Because it's subject to change, systemd does not officially publish what makes up "@system-service". However, as of June 20th, 2021, the git repository defines the system calls allowed in src/shared/seccomp-util.c. In addition to some more calls, @system-service (SYSCALL_FILTER_SET_SYSTEM_SERVICE) currently includes the following groups:
@aio, @basic-io, @chown, @default, @file-system, @io-event, @ipc, @keyring, @memlock, @network-io, @process, @resources, @setuid, @signal, @sync, and @timer.
It may be more interesting to consider what it doesn't include:
@clock, @cpu-emulation, @debug, @module, @mount, @obsolete, @pkey, @privileged, @raw-io, @reboot, and @swap.

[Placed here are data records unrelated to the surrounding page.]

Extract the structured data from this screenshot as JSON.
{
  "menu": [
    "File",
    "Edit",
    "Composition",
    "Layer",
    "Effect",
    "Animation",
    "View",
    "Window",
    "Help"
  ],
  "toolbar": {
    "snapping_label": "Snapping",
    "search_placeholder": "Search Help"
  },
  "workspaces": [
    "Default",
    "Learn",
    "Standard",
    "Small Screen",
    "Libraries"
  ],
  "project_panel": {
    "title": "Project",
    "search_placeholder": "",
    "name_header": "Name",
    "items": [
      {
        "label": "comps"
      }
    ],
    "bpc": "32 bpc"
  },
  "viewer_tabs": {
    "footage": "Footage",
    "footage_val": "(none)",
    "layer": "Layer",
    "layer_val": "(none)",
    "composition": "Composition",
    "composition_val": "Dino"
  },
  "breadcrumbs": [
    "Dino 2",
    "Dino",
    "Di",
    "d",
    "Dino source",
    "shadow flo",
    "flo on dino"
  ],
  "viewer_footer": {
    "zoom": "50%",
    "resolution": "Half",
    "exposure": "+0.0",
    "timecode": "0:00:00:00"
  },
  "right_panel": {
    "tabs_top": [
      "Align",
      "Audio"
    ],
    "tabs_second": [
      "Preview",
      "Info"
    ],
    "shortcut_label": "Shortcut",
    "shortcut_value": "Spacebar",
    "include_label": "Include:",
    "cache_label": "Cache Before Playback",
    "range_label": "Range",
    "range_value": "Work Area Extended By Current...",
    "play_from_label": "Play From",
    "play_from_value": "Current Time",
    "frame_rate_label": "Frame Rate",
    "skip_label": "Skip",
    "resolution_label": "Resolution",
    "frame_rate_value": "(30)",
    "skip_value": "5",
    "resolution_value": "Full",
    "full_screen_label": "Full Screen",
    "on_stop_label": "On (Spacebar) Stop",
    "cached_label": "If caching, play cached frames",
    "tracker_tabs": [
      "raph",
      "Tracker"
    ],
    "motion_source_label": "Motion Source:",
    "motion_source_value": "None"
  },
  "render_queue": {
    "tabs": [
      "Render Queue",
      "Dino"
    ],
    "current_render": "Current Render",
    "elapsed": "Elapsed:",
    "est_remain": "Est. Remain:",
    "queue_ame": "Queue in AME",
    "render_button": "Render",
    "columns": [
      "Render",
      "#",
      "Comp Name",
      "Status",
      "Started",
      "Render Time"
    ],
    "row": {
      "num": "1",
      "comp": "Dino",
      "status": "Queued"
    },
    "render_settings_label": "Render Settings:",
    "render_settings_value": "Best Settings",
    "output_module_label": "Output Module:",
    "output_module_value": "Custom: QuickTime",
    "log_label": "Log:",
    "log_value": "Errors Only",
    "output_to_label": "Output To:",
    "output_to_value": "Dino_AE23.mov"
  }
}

This is not a list of what it "excludes," because system calls may appear on multiple lists; "chown" is permitted by @chown, and the non-inclusion of @privileged doesn't revoke that permission.
Some further observations:
- @aio includes io_uring.
- @raw-io is port-based I/O, and configuration of PCI MMIO.
- @basic-io is read/write and related calls; @file-system is a much larger group that covers access, stat, chdir, open, and so on.
- @io-event is evented I/O, that is, select/poll/epoll.
Essentially, @system-service is meant to permit a fairly wide range of operations. This makes it easier to start using (less likely to break things), at the cost of potentially leaving the gates open more than necessary.
As for my own systems, I may start revoking @privileged and @memlock from daemons that run as a non-root user from the start. Other than that, this exercise didn't turn out to be very informative.
Update on 2021-06-25: The command
systemd-analyze syscall-filter will show all of the built-in sets;
systemd-analyze syscall-filter @privileged will show the filters for a specific set (in this example, the "@privileged" list of calls.)